Bush told NPR
in an interview published Thursday the US government should not have to choose between helping Americans in need and providing international aid.
"I would tell the person who's out of work, hopefully there's enough aid there to help you transition," Bush
said at the George W. Bush Presidential Center in Dallas. "But, you know, the idea of turning our back on a pandemic that would've wiped out an entire generation of people, I don't think is in the spirit of the United States."
Trump unveiled his first budget blueprint last month, and to offset increases in defense spending, the President is proposing $54 billion in cuts to large parts of the federal government -- including foreign aid.
Bush, however, contends that providing substantial foreign aid is a national security issue.
"When you have an entire generation of people being wiped out and the free world turns its back, it provides a convenient opportunity for people to spread extremism," he said.
"I believe in this case that it's in our national security interests as well as in our moral interest to continue funding this program," Bush added.
Bush was particularly praised for his work with the President's Emergency Plan For AIDS Relief (PEPFAR). He has traveled to Africa since his presidency to continue his work combating AIDS.
"I think the most meaningful moment for me was going to a maternity ward in Namibia," he said. "Seeing a roomful of ladies, most of whom — if not all — had the AIDS virus, and every one of their babies was born without AIDS. Mother-to-child transmission efforts of PEPFAR have been unbelievably successful."
Bush also said he is confident that the immigration plan he proposed while in office -- which included legal status for some undocumented immigrants -- will be adopted.
"I laid out what I thought was a comprehensive plan that would work in an Oval Office address when I was the President," he said. "I still think that's going to be the plan that ends up being adopted at some point in time."
"There needs to be a way for somebody to be able to get in line to become a citizen so long as they met certain criteria," Bush added.
While Trump has made headline for ongoing conflicts with Mexican politicians, the former Texas governor said it is important to maintain a positive relationship with America's southern border.

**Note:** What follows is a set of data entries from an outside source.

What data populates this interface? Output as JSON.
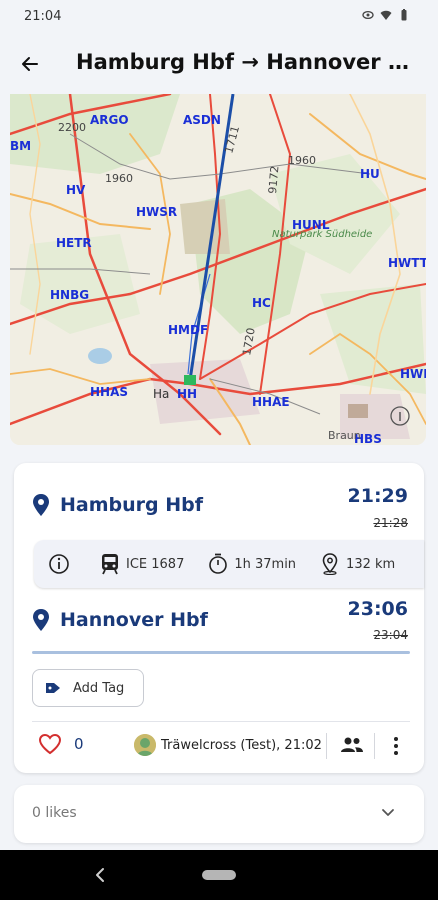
{
  "status_bar": {
    "time": "21:04"
  },
  "app_bar": {
    "title": "Hamburg Hbf → Hannover Hbf"
  },
  "map": {
    "labels": [
      "ARGO",
      "ASDN",
      "BM",
      "HV",
      "HWSR",
      "HU",
      "HUNL",
      "HETR",
      "HWTT",
      "HNBG",
      "HC",
      "HMDF",
      "HHAS",
      "HH",
      "HHAE",
      "HWD",
      "HBS",
      "Ha"
    ],
    "route_color": "#1b4ea8",
    "line_numbers": [
      "2200",
      "1960",
      "1960",
      "1720",
      "9172",
      "1711"
    ],
    "place_names": [
      "Naturpark Südheide",
      "Braun"
    ]
  },
  "checkin": {
    "origin": {
      "name": "Hamburg Hbf",
      "time": "21:29",
      "planned": "21:28"
    },
    "destination": {
      "name": "Hannover Hbf",
      "time": "23:06",
      "planned": "23:04"
    },
    "info": {
      "train": "ICE 1687",
      "duration": "1h 37min",
      "distance": "132 km"
    },
    "progress": 1.0,
    "add_tag_label": "Add Tag",
    "likes": "0",
    "user": "Träwelcross (Test), 21:02"
  },
  "likes_panel": {
    "label": "0 likes"
  },
  "colors": {
    "accent": "#1a3a7a",
    "like": "#d32f2f",
    "background": "#f2f4f8"
  }
}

"I think it's very important for us to recognize the importance of Mexico and the relationship we have with Mexico," Bush said. "We want Mexico to succeed. It's in our national interest they succeed."